• **WORK REQUEST**
A single number is the answer: the count of lines in these records with "comment" in them.

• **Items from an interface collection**
Segment Open
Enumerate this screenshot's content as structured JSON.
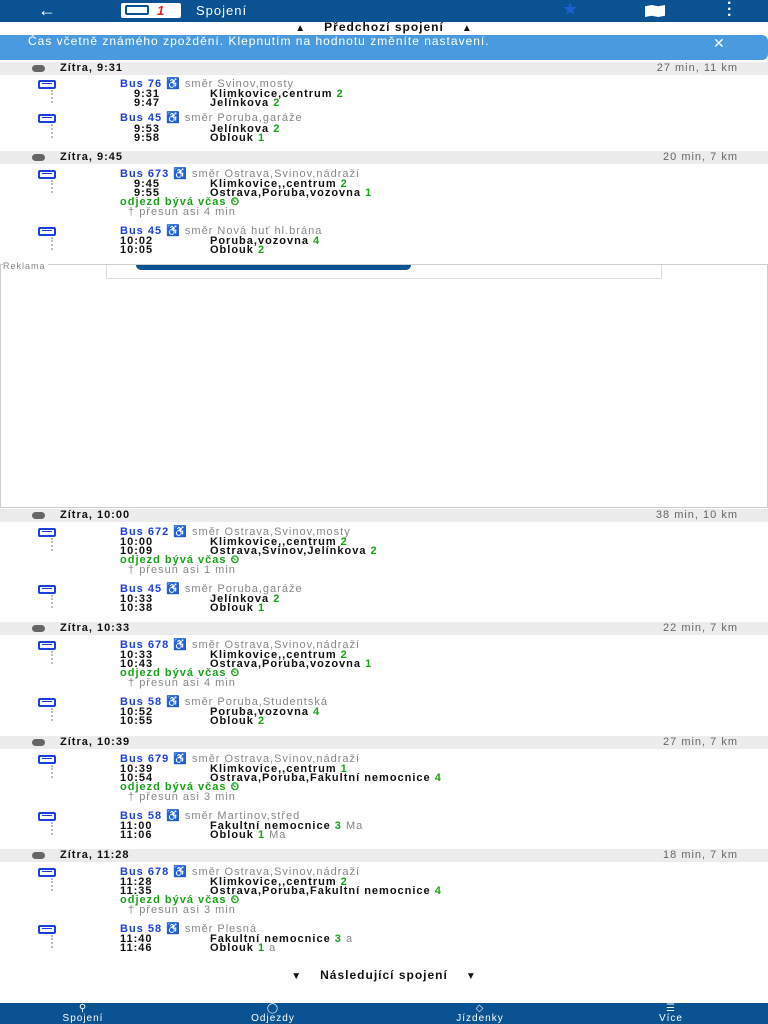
{
  "topbar": {
    "back_icon": "arrow-left-icon",
    "logo_text": "1",
    "title": "Spojení",
    "favorite_icon": "star-icon",
    "map_icon": "map-icon",
    "menu_icon": "vertical-dots-icon"
  },
  "previous": {
    "label": "Předchozí spojení"
  },
  "banner": {
    "text": "Čas včetně známého zpoždění. Klepnutím na hodnotu změníte nastavení.",
    "close_icon": "close-icon"
  },
  "ad": {
    "label": "Reklama"
  },
  "connections": [
    {
      "when": "Zítra, 9:31",
      "duration": "27 min, 11 km",
      "legs": [
        {
          "bus": "Bus 76",
          "dir": "směr Svinov,mosty",
          "dep_time": "9:31",
          "dep_stop": "Klimkovice,centrum",
          "dep_plat": "2",
          "arr_time": "9:47",
          "arr_stop": "Jelínkova",
          "arr_plat": "2"
        },
        {
          "bus": "Bus 45",
          "dir": "směr Poruba,garáže",
          "dep_time": "9:53",
          "dep_stop": "Jelínkova",
          "dep_plat": "2",
          "arr_time": "9:58",
          "arr_stop": "Oblouk",
          "arr_plat": "1"
        }
      ]
    },
    {
      "when": "Zítra, 9:45",
      "duration": "20 min, 7 km",
      "ontime": "odjezd bývá včas",
      "transfer": "přesun asi 4 min",
      "legs": [
        {
          "bus": "Bus 673",
          "dir": "směr Ostrava,Svinov,nádraží",
          "dep_time": "9:45",
          "dep_stop": "Klimkovice,,centrum",
          "dep_plat": "2",
          "arr_time": "9:55",
          "arr_stop": "Ostrava,Poruba,vozovna",
          "arr_plat": "1"
        },
        {
          "bus": "Bus 45",
          "dir": "směr Nová huť hl.brána",
          "dep_time": "10:02",
          "dep_stop": "Poruba,vozovna",
          "dep_plat": "4",
          "arr_time": "10:05",
          "arr_stop": "Oblouk",
          "arr_plat": "2"
        }
      ]
    },
    {
      "when": "Zítra, 10:00",
      "duration": "38 min, 10 km",
      "ontime": "odjezd bývá včas",
      "transfer": "přesun asi 1 min",
      "legs": [
        {
          "bus": "Bus 672",
          "dir": "směr Ostrava,Svinov,mosty",
          "dep_time": "10:00",
          "dep_stop": "Klimkovice,,centrum",
          "dep_plat": "2",
          "arr_time": "10:09",
          "arr_stop": "Ostrava,Svinov,Jelínkova",
          "arr_plat": "2"
        },
        {
          "bus": "Bus 45",
          "dir": "směr Poruba,garáže",
          "dep_time": "10:33",
          "dep_stop": "Jelínkova",
          "dep_plat": "2",
          "arr_time": "10:38",
          "arr_stop": "Oblouk",
          "arr_plat": "1"
        }
      ]
    },
    {
      "when": "Zítra, 10:33",
      "duration": "22 min, 7 km",
      "ontime": "odjezd bývá včas",
      "transfer": "přesun asi 4 min",
      "legs": [
        {
          "bus": "Bus 678",
          "dir": "směr Ostrava,Svinov,nádraží",
          "dep_time": "10:33",
          "dep_stop": "Klimkovice,,centrum",
          "dep_plat": "2",
          "arr_time": "10:43",
          "arr_stop": "Ostrava,Poruba,vozovna",
          "arr_plat": "1"
        },
        {
          "bus": "Bus 58",
          "dir": "směr Poruba,Studentská",
          "dep_time": "10:52",
          "dep_stop": "Poruba,vozovna",
          "dep_plat": "4",
          "arr_time": "10:55",
          "arr_stop": "Oblouk",
          "arr_plat": "2"
        }
      ]
    },
    {
      "when": "Zítra, 10:39",
      "duration": "27 min, 7 km",
      "ontime": "odjezd bývá včas",
      "transfer": "přesun asi 3 min",
      "legs": [
        {
          "bus": "Bus 679",
          "dir": "směr Ostrava,Svinov,nádraží",
          "dep_time": "10:39",
          "dep_stop": "Klimkovice,,centrum",
          "dep_plat": "1",
          "arr_time": "10:54",
          "arr_stop": "Ostrava,Poruba,Fakultní nemocnice",
          "arr_plat": "4"
        },
        {
          "bus": "Bus 58",
          "dir": "směr Martinov,střed",
          "dep_time": "11:00",
          "dep_stop": "Fakultní nemocnice",
          "dep_plat": "3",
          "dep_extra": "Ma",
          "arr_time": "11:06",
          "arr_stop": "Oblouk",
          "arr_plat": "1",
          "arr_extra": "Ma"
        }
      ]
    },
    {
      "when": "Zítra, 11:28",
      "duration": "18 min, 7 km",
      "ontime": "odjezd bývá včas",
      "transfer": "přesun asi 3 min",
      "legs": [
        {
          "bus": "Bus 678",
          "dir": "směr Ostrava,Svinov,nádraží",
          "dep_time": "11:28",
          "dep_stop": "Klimkovice,,centrum",
          "dep_plat": "2",
          "arr_time": "11:35",
          "arr_stop": "Ostrava,Poruba,Fakultní nemocnice",
          "arr_plat": "4"
        },
        {
          "bus": "Bus 58",
          "dir": "směr Plesná",
          "dep_time": "11:40",
          "dep_stop": "Fakultní nemocnice",
          "dep_plat": "3",
          "dep_extra": "a",
          "arr_time": "11:46",
          "arr_stop": "Oblouk",
          "arr_plat": "1",
          "arr_extra": "a"
        }
      ]
    }
  ],
  "next": {
    "label": "Následující spojení"
  },
  "nav": [
    {
      "label": "Spojení",
      "icon": "search-icon"
    },
    {
      "label": "Odjezdy",
      "icon": "departures-icon"
    },
    {
      "label": "Jízdenky",
      "icon": "ticket-icon"
    },
    {
      "label": "Více",
      "icon": "menu-icon"
    }
  ],
  "colors": {
    "primary": "#0a5291",
    "bus_blue": "#1a3fe0",
    "platform_green": "#1aa31a",
    "banner": "#4a9ae0"
  }
}
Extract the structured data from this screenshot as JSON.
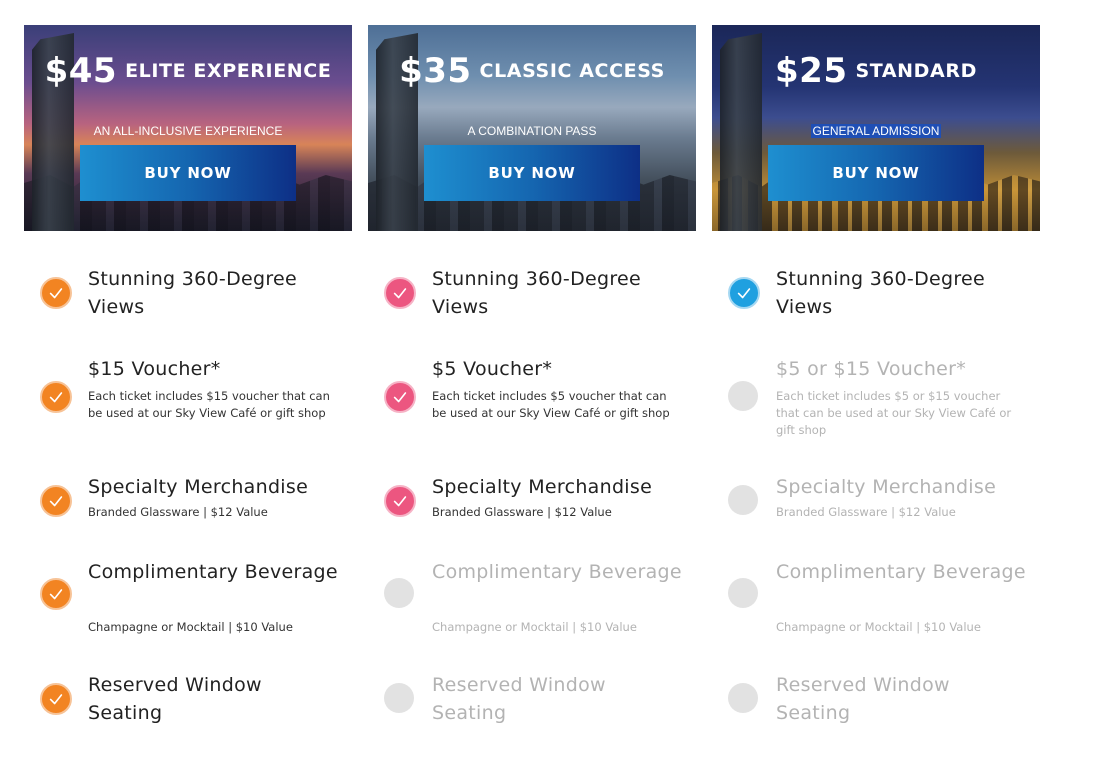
{
  "tiers": [
    {
      "price": "$45",
      "name": "ELITE EXPERIENCE",
      "subtitle": "AN ALL-INCLUSIVE EXPERIENCE",
      "buy_label": "BUY NOW",
      "accent": "#f28422",
      "features": [
        {
          "title": "Stunning 360-Degree Views",
          "desc": "",
          "included": true,
          "icon": "check-icon"
        },
        {
          "title": "$15 Voucher*",
          "desc": "Each ticket includes $15 voucher that can be used at our Sky View Café or gift shop",
          "included": true,
          "icon": "check-icon"
        },
        {
          "title": "Specialty Merchandise",
          "desc": "Branded Glassware | $12 Value",
          "included": true,
          "icon": "check-icon"
        },
        {
          "title": "Complimentary Beverage",
          "desc": "Champagne or Mocktail | $10 Value",
          "included": true,
          "icon": "check-icon"
        },
        {
          "title": "Reserved Window Seating",
          "desc": "",
          "included": true,
          "icon": "check-icon"
        }
      ]
    },
    {
      "price": "$35",
      "name": "CLASSIC ACCESS",
      "subtitle": "A COMBINATION PASS",
      "buy_label": "BUY NOW",
      "accent": "#ec5680",
      "features": [
        {
          "title": "Stunning 360-Degree Views",
          "desc": "",
          "included": true,
          "icon": "check-icon"
        },
        {
          "title": "$5 Voucher*",
          "desc": "Each ticket includes $5 voucher that can be used at our Sky View Café or gift shop",
          "included": true,
          "icon": "check-icon"
        },
        {
          "title": "Specialty Merchandise",
          "desc": "Branded Glassware | $12 Value",
          "included": true,
          "icon": "check-icon"
        },
        {
          "title": "Complimentary Beverage",
          "desc": "Champagne or Mocktail | $10 Value",
          "included": false,
          "icon": "empty-circle-icon"
        },
        {
          "title": "Reserved Window Seating",
          "desc": "",
          "included": false,
          "icon": "empty-circle-icon"
        }
      ]
    },
    {
      "price": "$25",
      "name": "STANDARD",
      "subtitle": "GENERAL ADMISSION",
      "buy_label": "BUY NOW",
      "accent": "#1fa0e0",
      "features": [
        {
          "title": "Stunning 360-Degree Views",
          "desc": "",
          "included": true,
          "icon": "check-icon"
        },
        {
          "title": "$5 or $15 Voucher*",
          "desc": "Each ticket includes $5 or $15 voucher that can be used at our Sky View Café or gift shop",
          "included": false,
          "icon": "empty-circle-icon"
        },
        {
          "title": "Specialty Merchandise",
          "desc": "Branded Glassware | $12 Value",
          "included": false,
          "icon": "empty-circle-icon"
        },
        {
          "title": "Complimentary Beverage",
          "desc": "Champagne or Mocktail | $10 Value",
          "included": false,
          "icon": "empty-circle-icon"
        },
        {
          "title": "Reserved Window Seating",
          "desc": "",
          "included": false,
          "icon": "empty-circle-icon"
        }
      ]
    }
  ]
}
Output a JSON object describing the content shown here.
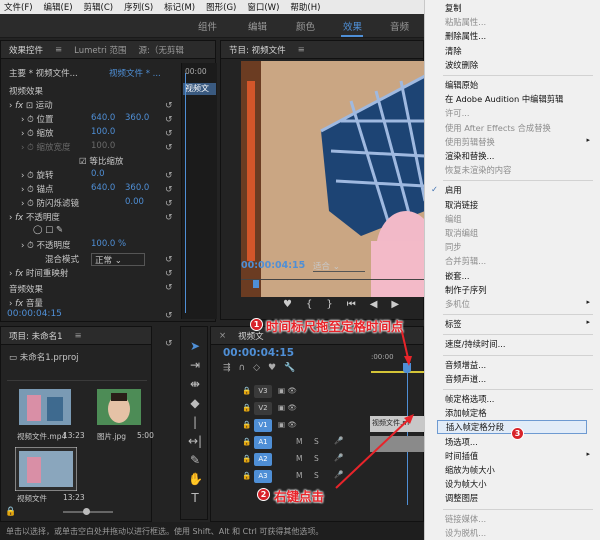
{
  "menubar": [
    "文件(F)",
    "编辑(E)",
    "剪辑(C)",
    "序列(S)",
    "标记(M)",
    "图形(G)",
    "窗口(W)",
    "帮助(H)"
  ],
  "workspace": {
    "tabs": [
      "组件",
      "编辑",
      "颜色",
      "效果",
      "音频"
    ],
    "active": "效果"
  },
  "effect_controls": {
    "tabs": [
      "效果控件",
      "Lumetri 范围",
      "源:（无剪辑"
    ],
    "master": "主要 * 视频文件...",
    "sequence": "视频文件 * ...",
    "clip_label": "视频文",
    "time_start": "00:00",
    "rows": {
      "video_fx": "视频效果",
      "motion": "运动",
      "position": "位置",
      "pos_x": "640.0",
      "pos_y": "360.0",
      "scale": "缩放",
      "scale_v": "100.0",
      "scale_w": "缩放宽度",
      "scale_w_v": "100.0",
      "uniform": "等比缩放",
      "rotation": "旋转",
      "rotation_v": "0.0",
      "anchor": "锚点",
      "anchor_x": "640.0",
      "anchor_y": "360.0",
      "antiflicker": "防闪烁滤镜",
      "antiflicker_v": "0.00",
      "opacity": "不透明度",
      "opacity_sub": "不透明度",
      "opacity_v": "100.0 %",
      "blend": "混合模式",
      "blend_v": "正常",
      "timeremap": "时间重映射",
      "audio_fx": "音频效果",
      "volume": "音量"
    },
    "timecode": "00:00:04:15"
  },
  "program": {
    "title": "节目: 视频文件",
    "timecode": "00:00:04:15",
    "fit": "适合",
    "fit_options": [
      "适合"
    ]
  },
  "project": {
    "title": "项目: 未命名1",
    "file": "未命名1.prproj",
    "bins": [
      {
        "name": "视频文件.mp4",
        "dur": "13:23"
      },
      {
        "name": "图片.jpg",
        "dur": "5:00"
      },
      {
        "name": "视频文件",
        "dur": "13:23"
      }
    ]
  },
  "timeline": {
    "tab": "视频文",
    "timecode": "00:00:04:15",
    "ruler": ":00:00",
    "tracks": [
      {
        "id": "V3",
        "kind": "v"
      },
      {
        "id": "V2",
        "kind": "v"
      },
      {
        "id": "V1",
        "kind": "v"
      },
      {
        "id": "A1",
        "kind": "a"
      },
      {
        "id": "A2",
        "kind": "a"
      },
      {
        "id": "A3",
        "kind": "a"
      }
    ],
    "clip_label": "视频文件.m",
    "mute": "M",
    "solo": "S"
  },
  "statusbar": "单击以选择，或单击空白处并拖动以进行框选。使用 Shift、Alt 和 Ctrl 可获得其他选项。",
  "context_menu": {
    "items": [
      {
        "label": "复制",
        "state": "enabled"
      },
      {
        "label": "粘贴属性...",
        "state": "disabled"
      },
      {
        "label": "删除属性...",
        "state": "enabled"
      },
      {
        "label": "清除",
        "state": "enabled"
      },
      {
        "label": "波纹删除",
        "state": "enabled"
      },
      {
        "label": "编辑原始",
        "state": "enabled"
      },
      {
        "label": "在 Adobe Audition 中编辑剪辑",
        "state": "enabled"
      },
      {
        "label": "许可...",
        "state": "disabled"
      },
      {
        "label": "使用 After Effects 合成替换",
        "state": "disabled"
      },
      {
        "label": "使用剪辑替换",
        "state": "disabled"
      },
      {
        "label": "渲染和替换...",
        "state": "enabled"
      },
      {
        "label": "恢复未渲染的内容",
        "state": "disabled"
      },
      {
        "label": "启用",
        "state": "checked"
      },
      {
        "label": "取消链接",
        "state": "enabled"
      },
      {
        "label": "编组",
        "state": "disabled"
      },
      {
        "label": "取消编组",
        "state": "disabled"
      },
      {
        "label": "同步",
        "state": "disabled"
      },
      {
        "label": "合并剪辑...",
        "state": "disabled"
      },
      {
        "label": "嵌套...",
        "state": "enabled"
      },
      {
        "label": "制作子序列",
        "state": "enabled"
      },
      {
        "label": "多机位",
        "state": "disabled"
      },
      {
        "label": "标签",
        "state": "enabled"
      },
      {
        "label": "速度/持续时间...",
        "state": "enabled"
      },
      {
        "label": "音频增益...",
        "state": "enabled"
      },
      {
        "label": "音频声道...",
        "state": "enabled"
      },
      {
        "label": "帧定格选项...",
        "state": "enabled"
      },
      {
        "label": "添加帧定格",
        "state": "enabled"
      },
      {
        "label": "插入帧定格分段",
        "state": "highlighted"
      },
      {
        "label": "场选项...",
        "state": "enabled"
      },
      {
        "label": "时间插值",
        "state": "enabled"
      },
      {
        "label": "缩放为帧大小",
        "state": "enabled"
      },
      {
        "label": "设为帧大小",
        "state": "enabled"
      },
      {
        "label": "调整图层",
        "state": "enabled"
      },
      {
        "label": "链接媒体...",
        "state": "disabled"
      },
      {
        "label": "设为脱机...",
        "state": "disabled"
      }
    ]
  },
  "callouts": [
    {
      "n": "1",
      "text": "时间标尺拖至定格时间点"
    },
    {
      "n": "2",
      "text": "右键点击"
    },
    {
      "n": "3",
      "text": ""
    }
  ],
  "colors": {
    "accent": "#4f8fd6",
    "callout": "#e8242a",
    "menu_bg": "#f0f0f0",
    "highlight": "#e2ecf8",
    "track_blue": "#4f8fd6"
  }
}
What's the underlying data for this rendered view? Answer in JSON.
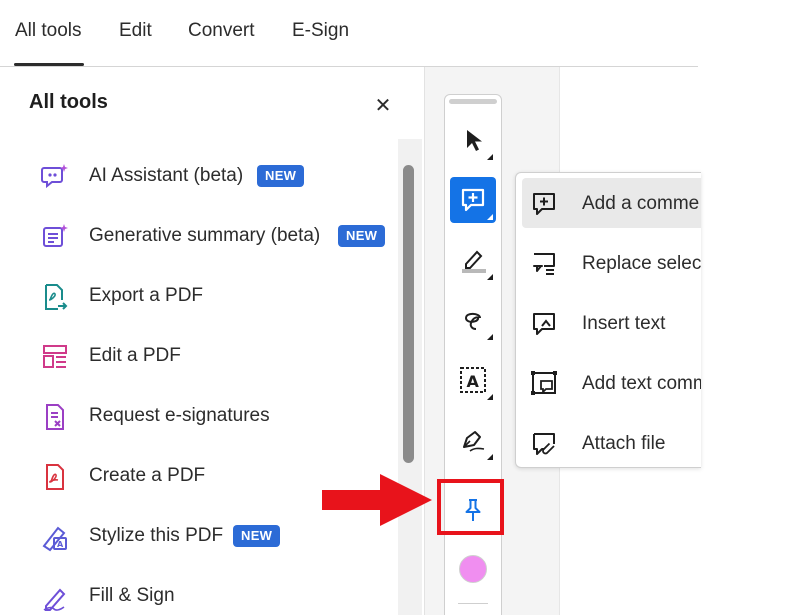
{
  "tabs": [
    {
      "label": "All tools",
      "active": true
    },
    {
      "label": "Edit",
      "active": false
    },
    {
      "label": "Convert",
      "active": false
    },
    {
      "label": "E-Sign",
      "active": false
    }
  ],
  "panel": {
    "title": "All tools",
    "close_icon": "close-icon",
    "items": [
      {
        "label": "AI Assistant (beta)",
        "badge": "NEW",
        "icon": "ai-assistant-icon"
      },
      {
        "label": "Generative summary (beta)",
        "badge": "NEW",
        "icon": "generative-summary-icon"
      },
      {
        "label": "Export a PDF",
        "badge": null,
        "icon": "export-pdf-icon"
      },
      {
        "label": "Edit a PDF",
        "badge": null,
        "icon": "edit-pdf-icon"
      },
      {
        "label": "Request e-signatures",
        "badge": null,
        "icon": "request-esignatures-icon"
      },
      {
        "label": "Create a PDF",
        "badge": null,
        "icon": "create-pdf-icon"
      },
      {
        "label": "Stylize this PDF",
        "badge": "NEW",
        "icon": "stylize-pdf-icon"
      },
      {
        "label": "Fill & Sign",
        "badge": null,
        "icon": "fill-sign-icon"
      }
    ]
  },
  "toolbar": {
    "tools": [
      {
        "name": "select-tool",
        "icon": "cursor-arrow-icon"
      },
      {
        "name": "comment-tool",
        "icon": "add-comment-icon",
        "active": true
      },
      {
        "name": "highlight-tool",
        "icon": "highlighter-icon"
      },
      {
        "name": "draw-tool",
        "icon": "freehand-draw-icon"
      },
      {
        "name": "text-tool",
        "icon": "text-box-icon"
      },
      {
        "name": "sign-tool",
        "icon": "pen-sign-icon"
      },
      {
        "name": "pin-tool",
        "icon": "pin-icon"
      }
    ],
    "color": "#f08ef0"
  },
  "popup_menu": {
    "items": [
      {
        "label": "Add a comme",
        "icon": "add-comment-icon",
        "selected": true
      },
      {
        "label": "Replace select",
        "icon": "replace-text-icon",
        "selected": false
      },
      {
        "label": "Insert text",
        "icon": "insert-text-icon",
        "selected": false
      },
      {
        "label": "Add text comm",
        "icon": "text-comment-icon",
        "selected": false
      },
      {
        "label": "Attach file",
        "icon": "attach-file-icon",
        "selected": false
      }
    ]
  },
  "colors": {
    "accent": "#1473e6",
    "badge": "#2c6bd6",
    "annotation_red": "#e8131b"
  }
}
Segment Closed
• **SOLUTION TO THE PROBLEM**
4